I encouraged her to go on, and was weeping as I entered the final aid station.

The volunteers were quite concerned. They made me take endurolytes, eat jellybeans, cookies. “Sugar depletion,” they diagnosed. They asked me if I was sure I was okay, told me I would be okay. Before leaving, I threw myself in a volunteer’s arms, completely bawling. I felt selfish for crying at a wonderful, beautiful race when I have so much to be thankful for in this world, but I just couldn’t stop.

I went on, crying, eating jellybeans. I stopped crying, and pushed it up the hills. The last 3.8 miles felt like 20. I used my inhaler, cursed my shins, struggled on the climbs, cried some more.

Finally, you get to the top and see the race down below. It looks so close – but it’s SO far. Much of the downhill was on asphalt, and I’m pretty sure the course is designed this way is so that it could torture my aching shins. I almost cried with each and every step, and tried to run in a very controlled fashion.

The finish was windy, but beautiful – waves crashing in, cheers. I crossed the finish line and began crying out of control. Karen helped me, along with some of the race volunteers. They covered me with blankets as I cried, shivering, suffering. It was over, but I still hurt. I lied down on the dirt ground in front of the heat lamp with a fleece blanket saying MIWOK 100k (BTW, great race swag: a t-shirt, hat, bottle, bag, bottle of beer, blanket, more), crying, shivering.

I woke up, sunburned, in pain, feeling horrid. I felt nauseas, almost like I had the flu. Was it sunburn? Was it hell? Who knows, but it sucked.

I got this feeling of being so selfish for not enjoying this beautiful race and wonderful opportunity (especially when I won’t be able to run post-recovery), but I just couldn’t make myself do it.

Overall, it was a beautiful struggle. I’m SO glad I finished, although the end completely sucked and was painful and unhappy. However, finishing when you’re in pain – it proves just how strong you are.

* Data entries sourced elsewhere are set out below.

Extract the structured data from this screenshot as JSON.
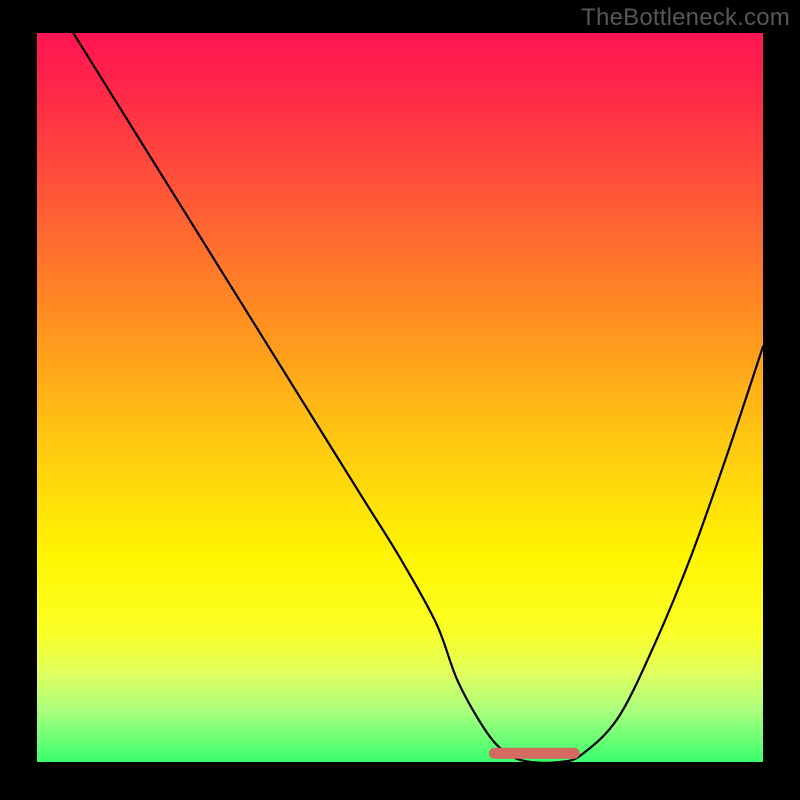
{
  "watermark": "TheBottleneck.com",
  "chart_data": {
    "type": "line",
    "title": "",
    "xlabel": "",
    "ylabel": "",
    "xlim": [
      0,
      100
    ],
    "ylim": [
      0,
      100
    ],
    "grid": false,
    "series": [
      {
        "name": "curve",
        "x": [
          5,
          10,
          15,
          20,
          25,
          30,
          35,
          40,
          45,
          50,
          55,
          58,
          62,
          65,
          68,
          72,
          75,
          80,
          85,
          90,
          95,
          100
        ],
        "y": [
          100,
          92,
          84,
          76,
          68,
          60,
          52,
          44,
          36,
          28,
          19,
          11,
          4,
          1,
          0,
          0,
          1,
          6,
          16,
          28,
          42,
          57
        ]
      }
    ],
    "highlight_segment": {
      "name": "flat-valley",
      "x": [
        63,
        74
      ],
      "y": [
        1.2,
        1.2
      ],
      "color": "#d46a60"
    },
    "background_gradient_stops": [
      {
        "pos": 0,
        "color": "#ff1452"
      },
      {
        "pos": 22,
        "color": "#ff5638"
      },
      {
        "pos": 55,
        "color": "#ffc512"
      },
      {
        "pos": 72,
        "color": "#fff601"
      },
      {
        "pos": 93,
        "color": "#a9ff7d"
      },
      {
        "pos": 100,
        "color": "#39ff6f"
      }
    ]
  }
}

And just because I’m from New York and weak on the hills doesn’t mean I’ll let the hills conquer my soul.